Can we consider dinosaurs as animals?

Dino research at CeNak

April 9, 2020

Photo: Photo: UHH, Kröninger

Is the Hamburg dinosaur group members of a real family, i.e. both parents and their cubs? Have young and old animals even lived together? And what did they feed on? At the beginning of the year, the Hagenbeck Foundation secured four complete skeletons of the recently discovered Suuwassea dinosaur for Hamburg, which are to be shown in cooperation with the Center for Natural History (CeNak) in the zoo - and hopefully later - in a new Hamburg natural history museum. Now the fossilized bones of the long-necked dinosaurs are being researched by the CeNak. An interview with evolutionary biologist and founding director Matthias Glaubrecht.

On the film "A dinosaur family for Hagenbeck", Hamburg Journal>

What do we know about these four dinosaurs so far?

Matthias Glaubrecht: The four 150 million year old skeletons from the Jurassic Period of the Mesozoic come from the Morrison Formation, in the northwest of the USA, in the state of Wyoming. The largest animal should have had a total body length of 15 meters. The fossils belong to animals of the herbivorous dinosaur genus Suuwassea and were excavated at the same site in 2009. From these findings, experts conclude that it could possibly even be a kind of family bond - which would be a scientific sensation.

Why is finding a possible family group so special?

Matthias Glaubrecht: Until the four skeletons were found, animal remains of the same dinosaurs as a group had never been found; mostly they are only single bones or skeletons of animals. The associated discovery of the young animal is extraordinary, which leads to new hypotheses regarding the rearing of herbivorous dinosaurs, the sauropods: So far, it has been assumed that dinosaurs, similar to sea turtles, either not at all or only for a short time after they have laid their eggs. like crocodiles, for example, taking care of their offspring.

The four Suuwaassea skeletons of different ages found close together could now open a new chapter in dinosaur research. This unique "Hamburg family" is a great asset for international research. In a private collection, this treasure would certainly have been lost both for the science city of Hamburg and for international research purposes.

What are the next steps? How are the dinosaur bones researched?

Matthias Glaubrecht: Last year we photogrammetrically scanned almost all of the original bones of the four Suuwaasea dinosaurs in high resolution. Now the already assembled skeletons are completely dismantled because they have to be “moved” after they have been bought by the foundation. The important large bones on which they stand can now also be scanned. These 3D scans should then help with the scientific research of the prehistoric animals and their breeding biology. So this is first of all an important basic determination of the bones themselves. Then we also want to investigate the circumstances of the embedding at the site in Wyoming more closely. And finally, the “Hamburg family” should be presented to visitors in Hamburg in a scientifically correct manner and in a contemporary exhibition.

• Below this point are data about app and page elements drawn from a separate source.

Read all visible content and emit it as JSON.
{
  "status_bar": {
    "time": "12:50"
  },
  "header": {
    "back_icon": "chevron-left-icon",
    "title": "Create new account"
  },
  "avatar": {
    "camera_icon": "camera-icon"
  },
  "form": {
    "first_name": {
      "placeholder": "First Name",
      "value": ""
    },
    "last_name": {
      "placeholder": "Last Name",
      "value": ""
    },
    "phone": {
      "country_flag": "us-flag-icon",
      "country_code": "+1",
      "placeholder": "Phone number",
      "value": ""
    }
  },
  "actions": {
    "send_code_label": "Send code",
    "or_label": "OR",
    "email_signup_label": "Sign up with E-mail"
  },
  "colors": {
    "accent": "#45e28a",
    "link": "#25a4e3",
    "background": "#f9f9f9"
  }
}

How do you study the fossils?

Matthias Glaubrecht: First of all, it is about answering questions about the biography of the individual animals, i.e. examining the fine structure of their bones, for example, how quickly they grew, what they fed on, how the young and old animals lived. We want to use the field work to ensure that everyone actually lived together and died together at the same time and in the same way.

What makes the dinosaurs so interesting for you as an evolutionary biologist?

Matthias Glaubrecht: Although they were most likely extinct as a result of a large meteor strike, we must regard dinosaurs - contrary to their image of large, non-conformist animals that have therefore disappeared - as true models of evolution for success. These prehistoric animals have developed over 100 million years into one of the dominant animal groups of the Mesozoic. Similar to later mammals, which also existed at the time of the dinosaurs, they produced an enormous variety of shapes. And in doing so, adapted to their respective surroundings in a wide variety of ways before the great mass extinction occurred 66 million years ago. So we can observe the whole range of evolutionary processes in them, right down to their - feathered - descendants, today's birds.